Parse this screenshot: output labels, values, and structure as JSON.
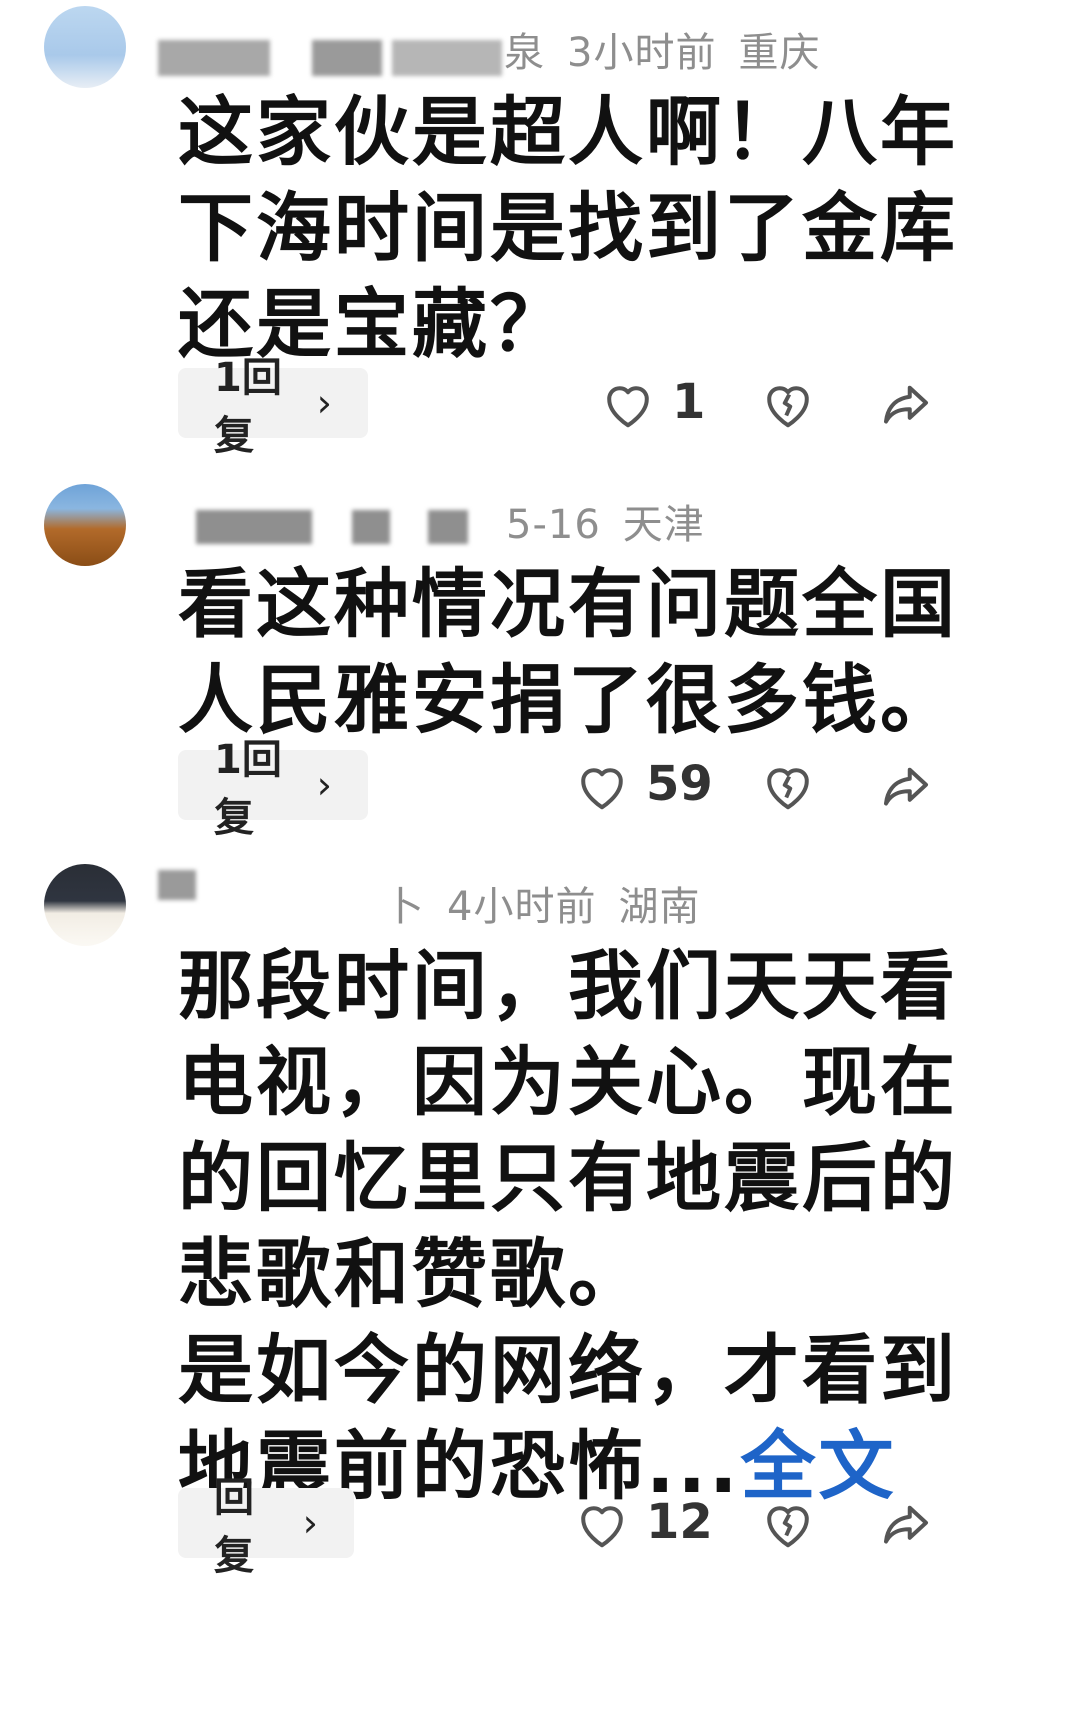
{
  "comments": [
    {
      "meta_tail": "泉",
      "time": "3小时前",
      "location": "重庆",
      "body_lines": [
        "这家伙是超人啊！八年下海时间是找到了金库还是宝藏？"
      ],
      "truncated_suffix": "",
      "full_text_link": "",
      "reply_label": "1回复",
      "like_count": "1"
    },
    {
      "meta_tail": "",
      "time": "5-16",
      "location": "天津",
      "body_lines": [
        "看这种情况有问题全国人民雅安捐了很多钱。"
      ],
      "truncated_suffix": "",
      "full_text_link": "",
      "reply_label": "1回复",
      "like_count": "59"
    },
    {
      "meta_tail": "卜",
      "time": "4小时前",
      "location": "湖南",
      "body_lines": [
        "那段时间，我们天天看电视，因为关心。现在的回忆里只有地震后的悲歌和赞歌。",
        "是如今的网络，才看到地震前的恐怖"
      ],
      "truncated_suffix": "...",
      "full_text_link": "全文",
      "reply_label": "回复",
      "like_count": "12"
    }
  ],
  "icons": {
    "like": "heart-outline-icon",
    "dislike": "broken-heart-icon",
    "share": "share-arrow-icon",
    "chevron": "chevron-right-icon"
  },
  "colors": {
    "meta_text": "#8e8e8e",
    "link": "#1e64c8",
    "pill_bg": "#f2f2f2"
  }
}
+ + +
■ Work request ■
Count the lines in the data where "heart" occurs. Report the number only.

■ Result of this exercise ■
2